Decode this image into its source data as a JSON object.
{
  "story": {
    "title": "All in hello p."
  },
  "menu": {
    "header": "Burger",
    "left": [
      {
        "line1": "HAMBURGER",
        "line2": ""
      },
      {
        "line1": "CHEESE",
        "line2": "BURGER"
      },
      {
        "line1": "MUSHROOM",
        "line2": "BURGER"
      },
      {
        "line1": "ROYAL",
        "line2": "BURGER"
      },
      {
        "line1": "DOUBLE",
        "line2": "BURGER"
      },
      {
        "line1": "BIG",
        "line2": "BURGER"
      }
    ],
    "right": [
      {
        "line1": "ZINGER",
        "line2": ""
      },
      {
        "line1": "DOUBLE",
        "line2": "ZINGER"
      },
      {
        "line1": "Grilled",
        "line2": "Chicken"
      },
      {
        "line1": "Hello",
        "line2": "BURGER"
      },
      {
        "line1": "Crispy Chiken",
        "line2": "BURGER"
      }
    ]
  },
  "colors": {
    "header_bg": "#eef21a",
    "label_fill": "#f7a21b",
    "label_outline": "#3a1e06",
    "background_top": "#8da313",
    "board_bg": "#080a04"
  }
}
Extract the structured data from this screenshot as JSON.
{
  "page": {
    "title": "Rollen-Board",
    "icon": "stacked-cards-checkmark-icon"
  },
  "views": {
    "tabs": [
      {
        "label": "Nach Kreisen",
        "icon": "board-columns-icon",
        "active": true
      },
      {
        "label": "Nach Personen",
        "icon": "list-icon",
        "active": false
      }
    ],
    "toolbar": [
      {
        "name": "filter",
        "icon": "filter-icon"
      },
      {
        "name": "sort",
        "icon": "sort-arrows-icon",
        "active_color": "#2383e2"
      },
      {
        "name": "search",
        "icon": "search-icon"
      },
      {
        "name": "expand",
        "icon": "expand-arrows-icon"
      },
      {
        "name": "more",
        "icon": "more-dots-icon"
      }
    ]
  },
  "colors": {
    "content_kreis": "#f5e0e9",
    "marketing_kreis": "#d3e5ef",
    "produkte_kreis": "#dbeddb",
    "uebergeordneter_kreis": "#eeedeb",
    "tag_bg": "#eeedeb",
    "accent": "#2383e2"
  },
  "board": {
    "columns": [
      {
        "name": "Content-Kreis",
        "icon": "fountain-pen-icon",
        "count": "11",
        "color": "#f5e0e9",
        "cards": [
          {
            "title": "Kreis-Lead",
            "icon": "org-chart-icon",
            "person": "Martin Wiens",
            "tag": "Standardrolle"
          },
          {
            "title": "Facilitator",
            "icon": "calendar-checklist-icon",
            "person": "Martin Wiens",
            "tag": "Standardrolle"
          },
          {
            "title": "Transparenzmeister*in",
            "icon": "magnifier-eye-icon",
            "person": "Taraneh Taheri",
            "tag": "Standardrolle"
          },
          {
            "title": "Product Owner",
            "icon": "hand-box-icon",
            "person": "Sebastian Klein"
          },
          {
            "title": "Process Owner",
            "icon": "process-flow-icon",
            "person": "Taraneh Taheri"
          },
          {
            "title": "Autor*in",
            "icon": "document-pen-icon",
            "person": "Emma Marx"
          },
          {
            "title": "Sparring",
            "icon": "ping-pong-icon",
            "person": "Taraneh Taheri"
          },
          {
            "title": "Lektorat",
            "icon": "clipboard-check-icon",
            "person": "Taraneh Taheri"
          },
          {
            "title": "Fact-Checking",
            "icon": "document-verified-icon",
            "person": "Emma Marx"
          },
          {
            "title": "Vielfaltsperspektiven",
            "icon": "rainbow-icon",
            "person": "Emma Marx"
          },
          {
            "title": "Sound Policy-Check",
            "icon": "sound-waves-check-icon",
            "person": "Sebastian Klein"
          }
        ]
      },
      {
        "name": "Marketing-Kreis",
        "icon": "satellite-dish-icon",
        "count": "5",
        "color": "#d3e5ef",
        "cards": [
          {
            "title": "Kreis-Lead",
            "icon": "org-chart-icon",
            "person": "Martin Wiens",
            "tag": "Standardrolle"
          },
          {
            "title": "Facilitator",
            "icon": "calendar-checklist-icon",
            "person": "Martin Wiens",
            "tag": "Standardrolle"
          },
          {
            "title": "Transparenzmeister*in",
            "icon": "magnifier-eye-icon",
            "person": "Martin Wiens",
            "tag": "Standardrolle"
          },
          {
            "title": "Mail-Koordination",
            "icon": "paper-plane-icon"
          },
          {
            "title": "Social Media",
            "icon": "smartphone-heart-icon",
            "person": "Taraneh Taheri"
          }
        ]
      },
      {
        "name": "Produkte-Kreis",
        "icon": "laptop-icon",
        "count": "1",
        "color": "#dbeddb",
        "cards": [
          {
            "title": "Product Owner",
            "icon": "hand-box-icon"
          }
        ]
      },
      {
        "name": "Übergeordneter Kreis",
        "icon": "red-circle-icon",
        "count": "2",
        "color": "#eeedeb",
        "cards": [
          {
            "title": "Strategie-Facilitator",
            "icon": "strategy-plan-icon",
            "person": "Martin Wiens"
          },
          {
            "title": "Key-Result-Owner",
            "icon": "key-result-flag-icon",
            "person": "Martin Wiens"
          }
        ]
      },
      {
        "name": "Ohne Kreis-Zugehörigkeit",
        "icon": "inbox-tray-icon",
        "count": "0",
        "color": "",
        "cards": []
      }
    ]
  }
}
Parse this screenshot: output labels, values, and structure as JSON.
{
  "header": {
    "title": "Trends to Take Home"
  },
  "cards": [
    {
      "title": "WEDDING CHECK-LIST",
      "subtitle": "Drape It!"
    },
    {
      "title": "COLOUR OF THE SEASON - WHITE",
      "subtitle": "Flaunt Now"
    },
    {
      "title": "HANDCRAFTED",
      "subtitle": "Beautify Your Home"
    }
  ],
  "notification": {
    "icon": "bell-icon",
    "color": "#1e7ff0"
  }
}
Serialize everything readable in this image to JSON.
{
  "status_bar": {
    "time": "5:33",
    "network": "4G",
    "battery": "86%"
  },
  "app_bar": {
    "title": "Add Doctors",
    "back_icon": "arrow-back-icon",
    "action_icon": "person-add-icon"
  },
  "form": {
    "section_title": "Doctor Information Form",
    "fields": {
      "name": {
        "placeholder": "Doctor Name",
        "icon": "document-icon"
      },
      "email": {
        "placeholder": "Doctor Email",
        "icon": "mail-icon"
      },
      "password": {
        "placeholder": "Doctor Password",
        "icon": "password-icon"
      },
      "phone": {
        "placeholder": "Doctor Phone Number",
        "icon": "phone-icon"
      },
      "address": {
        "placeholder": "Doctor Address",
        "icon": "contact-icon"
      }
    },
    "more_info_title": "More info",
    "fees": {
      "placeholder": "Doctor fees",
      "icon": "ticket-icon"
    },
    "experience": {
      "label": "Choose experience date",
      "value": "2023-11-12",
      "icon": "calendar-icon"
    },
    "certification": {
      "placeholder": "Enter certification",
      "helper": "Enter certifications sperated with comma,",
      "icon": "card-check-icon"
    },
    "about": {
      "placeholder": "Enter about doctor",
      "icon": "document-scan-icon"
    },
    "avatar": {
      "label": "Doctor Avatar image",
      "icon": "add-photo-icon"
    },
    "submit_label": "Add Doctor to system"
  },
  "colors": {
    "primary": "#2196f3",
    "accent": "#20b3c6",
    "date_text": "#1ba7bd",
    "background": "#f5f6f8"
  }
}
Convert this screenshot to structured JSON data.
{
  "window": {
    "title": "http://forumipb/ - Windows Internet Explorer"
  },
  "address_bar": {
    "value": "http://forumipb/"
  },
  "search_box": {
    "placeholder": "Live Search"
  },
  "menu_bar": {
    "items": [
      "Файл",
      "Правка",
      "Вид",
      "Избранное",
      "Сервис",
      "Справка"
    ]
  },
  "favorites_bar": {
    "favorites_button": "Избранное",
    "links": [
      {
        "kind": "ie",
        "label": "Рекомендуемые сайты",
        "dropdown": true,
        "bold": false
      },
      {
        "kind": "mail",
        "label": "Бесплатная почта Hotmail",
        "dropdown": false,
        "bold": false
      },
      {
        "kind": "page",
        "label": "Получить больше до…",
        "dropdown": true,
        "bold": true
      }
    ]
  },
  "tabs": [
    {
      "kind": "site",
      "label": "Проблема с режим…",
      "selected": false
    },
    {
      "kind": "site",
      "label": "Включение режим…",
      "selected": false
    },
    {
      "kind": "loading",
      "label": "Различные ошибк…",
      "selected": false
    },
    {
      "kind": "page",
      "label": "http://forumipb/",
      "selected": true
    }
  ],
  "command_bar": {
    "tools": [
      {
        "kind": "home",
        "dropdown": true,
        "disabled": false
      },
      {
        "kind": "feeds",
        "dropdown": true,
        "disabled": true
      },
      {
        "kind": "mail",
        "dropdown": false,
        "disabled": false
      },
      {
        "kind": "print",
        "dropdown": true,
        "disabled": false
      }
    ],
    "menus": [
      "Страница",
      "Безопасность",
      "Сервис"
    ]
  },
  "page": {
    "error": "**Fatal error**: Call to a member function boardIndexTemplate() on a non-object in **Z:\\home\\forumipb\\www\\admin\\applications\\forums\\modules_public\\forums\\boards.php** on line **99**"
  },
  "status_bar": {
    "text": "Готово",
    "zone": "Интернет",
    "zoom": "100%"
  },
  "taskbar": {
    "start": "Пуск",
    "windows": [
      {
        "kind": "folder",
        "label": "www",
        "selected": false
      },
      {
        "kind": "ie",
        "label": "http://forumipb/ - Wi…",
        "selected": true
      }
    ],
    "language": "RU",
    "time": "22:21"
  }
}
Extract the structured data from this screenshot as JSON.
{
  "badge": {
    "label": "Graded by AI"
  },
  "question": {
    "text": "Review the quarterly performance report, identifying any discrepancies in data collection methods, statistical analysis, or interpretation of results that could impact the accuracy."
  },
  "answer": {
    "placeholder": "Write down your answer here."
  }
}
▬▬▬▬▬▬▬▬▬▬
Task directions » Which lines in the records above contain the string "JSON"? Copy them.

Solved problem »
Decode this image into its source data as a JSON object.
Extract the structured data from this screenshot as JSON.
Parse this screenshot: output labels, values, and structure as JSON.
Serialize everything readable in this image to JSON.
Convert this screenshot to structured JSON data.
Extract the structured data from this screenshot as JSON.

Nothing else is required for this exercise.